### [Work to complete]
Please find the lines in the following records that hold "developer", and copy them.

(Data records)
────────────────────────────────────────
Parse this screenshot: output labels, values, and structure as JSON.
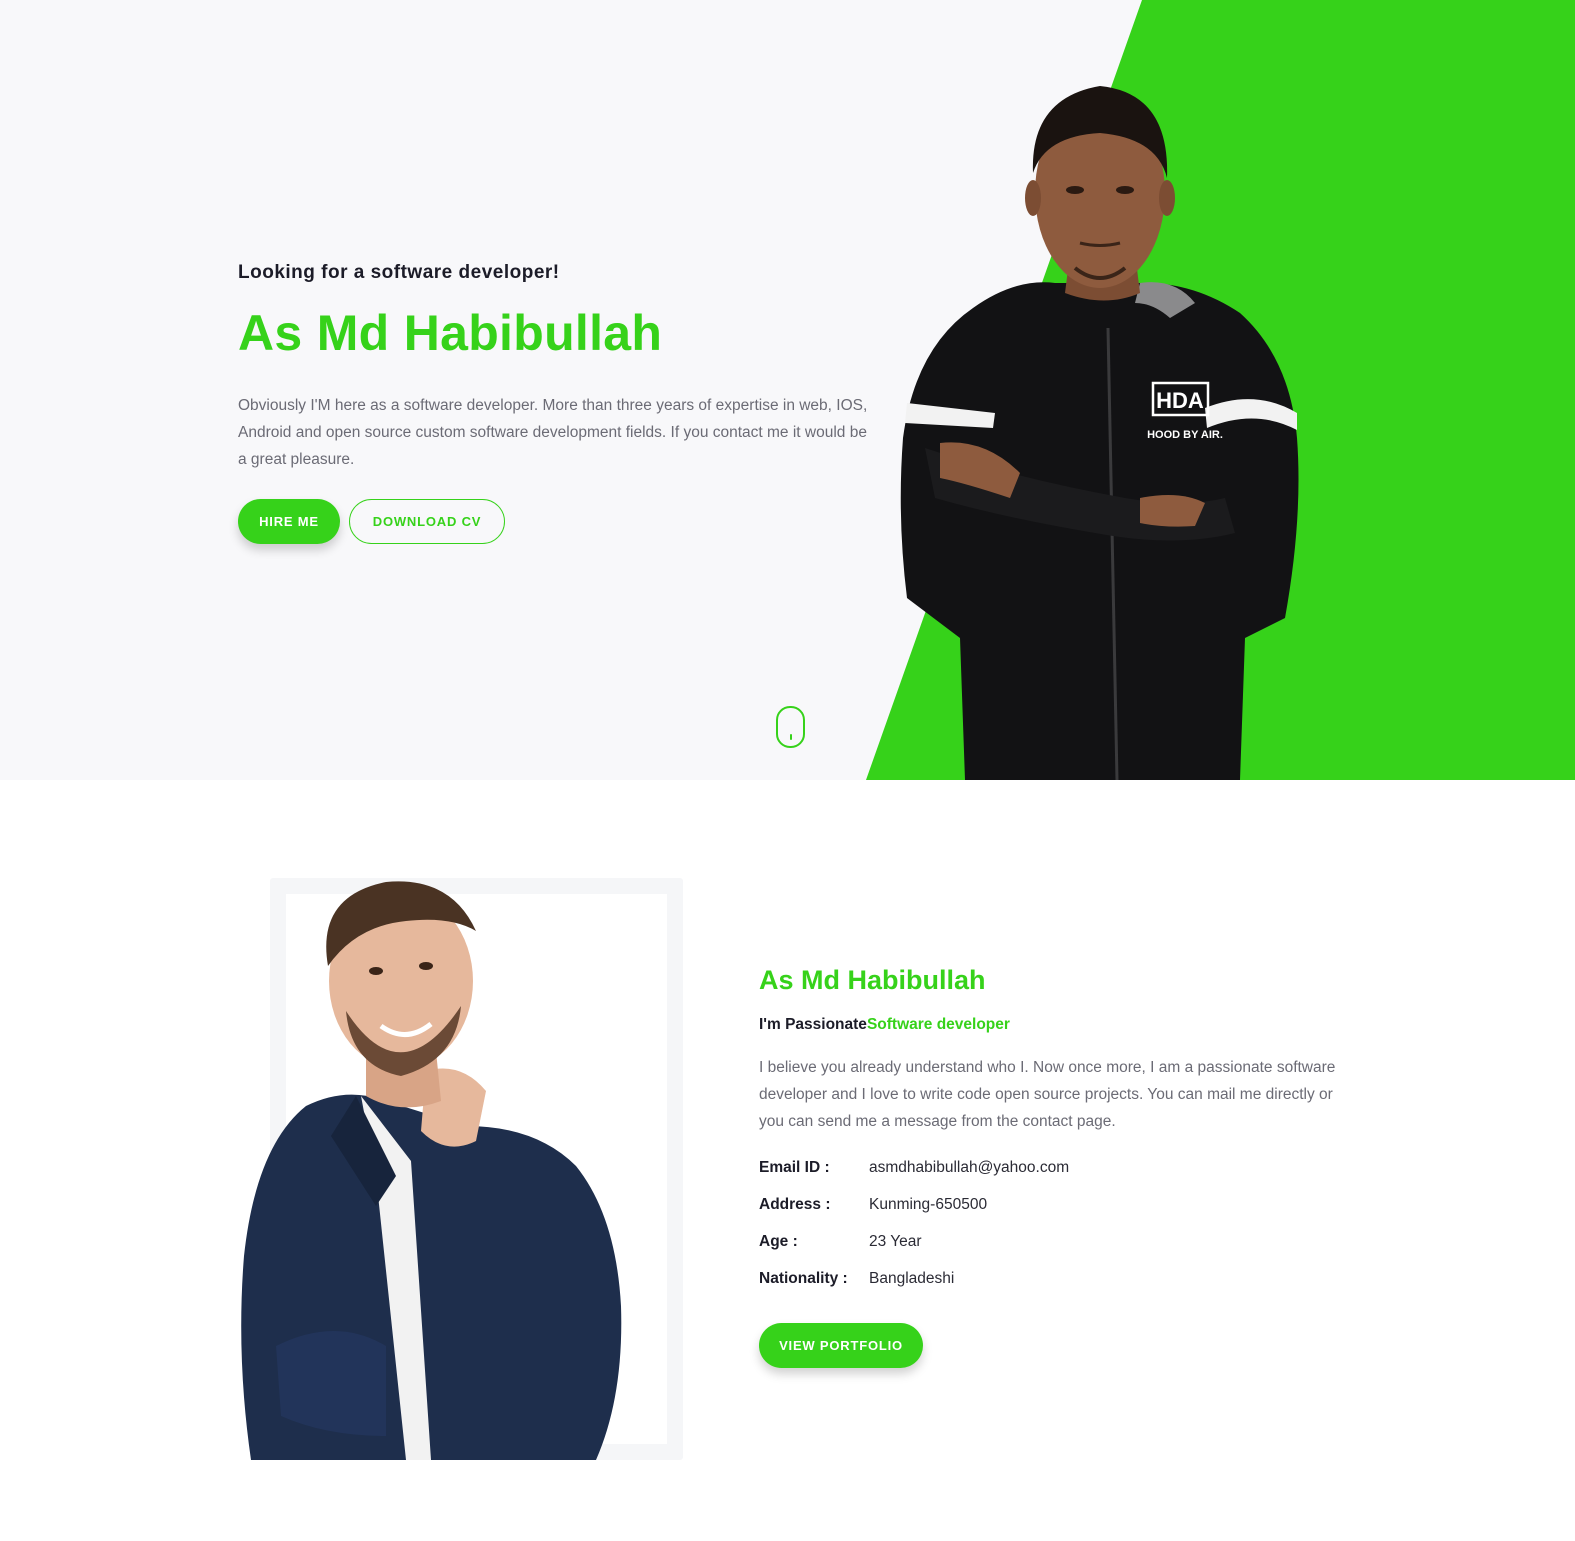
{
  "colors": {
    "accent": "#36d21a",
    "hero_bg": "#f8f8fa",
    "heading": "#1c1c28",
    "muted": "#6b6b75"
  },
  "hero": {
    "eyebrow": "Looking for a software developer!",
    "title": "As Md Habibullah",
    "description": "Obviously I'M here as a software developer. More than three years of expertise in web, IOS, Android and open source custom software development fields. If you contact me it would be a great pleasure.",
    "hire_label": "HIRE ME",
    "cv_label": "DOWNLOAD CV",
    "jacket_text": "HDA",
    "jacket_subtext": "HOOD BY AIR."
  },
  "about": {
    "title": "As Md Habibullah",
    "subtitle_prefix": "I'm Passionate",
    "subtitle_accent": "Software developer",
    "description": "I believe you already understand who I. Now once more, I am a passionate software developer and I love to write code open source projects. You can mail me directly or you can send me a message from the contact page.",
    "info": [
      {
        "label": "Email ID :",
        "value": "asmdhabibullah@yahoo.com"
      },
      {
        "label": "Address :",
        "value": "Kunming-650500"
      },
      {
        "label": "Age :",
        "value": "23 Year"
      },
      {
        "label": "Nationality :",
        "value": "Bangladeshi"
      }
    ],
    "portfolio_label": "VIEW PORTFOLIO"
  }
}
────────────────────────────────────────
### [Result for this exercise]
    "eyebrow": "Looking for a software developer!",
    "description": "Obviously I'M here as a software developer. More than three years of expertise in web, IOS, Android and open source custom software development fields. If you contact me it would be a great pleasure.",
    "subtitle_accent": "Software developer",
    "description": "I believe you already understand who I. Now once more, I am a passionate software developer and I love to write code open source projects. You can mail me directly or you can send me a message from the contact page.",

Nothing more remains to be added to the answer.